Instead: Be strategic, but don’t go overboard. Take your time when describing any character’s appearance (but not too long, or the reader will have established their own mental image already!) and use discernment to judge when it’s most appropriate to do so. Slip in smaller details when they come in use, such as when establishing the outward personality of a new character, in which case make room in the narrative to go all-out! This is not something you need to seriously consider while writing a first draft, but it’s important to keep in the back of your mind so it doesn’t form a bad habit. It’s also worth noting that green-eyed people make up about 2% of the global population and at first glance can easily be confused with blue or grey.
#4: improper use of italics
I wouldn’t have thought of this one if my sister didn’t bring it up, but this can be a problem! (Thanks, Susie.)
Vivian watched Aidan walk away. She thought he wouldn’t leave her, not like this. Where was the Aidan she thought she knew?
“Wait!” Without thinking, she ran up to him and grabbed his arm. “I’m sorry. This is just… just wrong. You can not leave us at a time like this.” Pure rage filled her, holding her fast in its fiery clutches.— not your novel
There are two things italics are most commonly used for in our writing: Stating thoughts and placing emphasis.
Let’s start with the first problem here: Vivian’s thoughts. Writers generally avoid going into a character’s thoughts lie this because it’s usually possible to put it straight into the narrative. However, we all like italics, so we use it anyway. In that case, simply treat it as dialogue… but inside your character’s head. And remember, people don’t usually think in complete coherent sentences, and neither do they speak that way. Your reader will definitely tell something is off if they have paragraphs of inner monologue stacked in perfectly-punctuated, full-length sentences of text.
Now for the second problem: there are way too many italicized words in that passage. The words “wait” and “wrong” in the dialogue are meaningful enough that they don’t need additional emphasis; you can already feel the emphasis put on them by the word choice alone. Secondly, as a general rule of thumb, we want to avoid italicizing words in narrative. The word “rage” certainly doesn’t need italicizing–it embodies a potent anger such that the emphasis is extra. We avoid extra in writing.
#5: juggling all of this in your first draft
No matter how carefully you consider each and every one of the above, none of it is really worth going over in great detail during the first draft.
If you don’t write with super tight, well-detailed outlines, and sometimes if you do, you will have to go back and rewrite a lot. As the great Shannon Hale remarked, the first draft is your sandbox.
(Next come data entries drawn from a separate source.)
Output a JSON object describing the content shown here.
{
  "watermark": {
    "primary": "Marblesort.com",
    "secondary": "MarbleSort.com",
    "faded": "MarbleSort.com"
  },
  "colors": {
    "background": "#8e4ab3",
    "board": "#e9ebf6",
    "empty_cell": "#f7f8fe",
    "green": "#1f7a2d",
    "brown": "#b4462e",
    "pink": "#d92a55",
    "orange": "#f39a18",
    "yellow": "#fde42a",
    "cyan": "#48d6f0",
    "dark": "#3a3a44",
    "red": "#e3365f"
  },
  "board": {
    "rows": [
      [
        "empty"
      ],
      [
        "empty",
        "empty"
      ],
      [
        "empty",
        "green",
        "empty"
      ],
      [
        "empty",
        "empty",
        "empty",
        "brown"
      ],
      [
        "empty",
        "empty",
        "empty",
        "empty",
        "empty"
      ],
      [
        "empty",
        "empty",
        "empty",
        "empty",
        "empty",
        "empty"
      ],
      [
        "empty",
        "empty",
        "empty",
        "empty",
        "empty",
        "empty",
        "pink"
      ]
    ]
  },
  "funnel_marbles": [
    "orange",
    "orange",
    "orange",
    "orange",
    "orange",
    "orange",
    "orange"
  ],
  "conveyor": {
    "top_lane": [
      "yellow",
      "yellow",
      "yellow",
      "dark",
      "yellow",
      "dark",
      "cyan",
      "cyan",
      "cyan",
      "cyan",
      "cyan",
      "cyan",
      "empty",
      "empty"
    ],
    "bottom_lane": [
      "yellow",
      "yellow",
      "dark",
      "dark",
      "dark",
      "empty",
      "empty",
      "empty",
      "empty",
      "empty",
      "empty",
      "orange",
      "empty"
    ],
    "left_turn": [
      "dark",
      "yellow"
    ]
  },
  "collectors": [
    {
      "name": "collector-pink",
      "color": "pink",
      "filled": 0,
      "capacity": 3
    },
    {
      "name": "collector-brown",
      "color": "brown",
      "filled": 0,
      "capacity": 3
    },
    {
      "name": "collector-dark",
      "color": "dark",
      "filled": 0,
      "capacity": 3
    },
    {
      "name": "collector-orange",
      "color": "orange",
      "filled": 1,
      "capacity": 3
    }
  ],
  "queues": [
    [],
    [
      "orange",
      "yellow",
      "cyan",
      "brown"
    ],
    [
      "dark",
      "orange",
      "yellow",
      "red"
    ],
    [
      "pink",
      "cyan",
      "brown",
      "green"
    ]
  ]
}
You have plenty of time to come in again and shape that mess into a beautiful sandcastle.
When writing a first draft, you don’t necessarily have time to think all of these through. It’s very much a get down what you can while you can kind of thing, regardless if you use outlines or not.
However, keeping these rules in mind is good for getting through your draft quicker. For example, by following #1, instead of thinking of elaborate verbs for every little piece of dialogue you write, just skip through all that by using “said.” Any others will come to you naturally. As for the others, it’s almost guaranteed that your first draft will be full of them all, but it will draw your attention to where your writing needs refinement when it comes to your edits. Use these rules to your advantage no matter where you are in the writing process!
Whew! That was a long load of info (also not a good thing to do in your writing xD). I hope that some of you found this helpful! What are some of your writing pet peeves and why?
Until next time,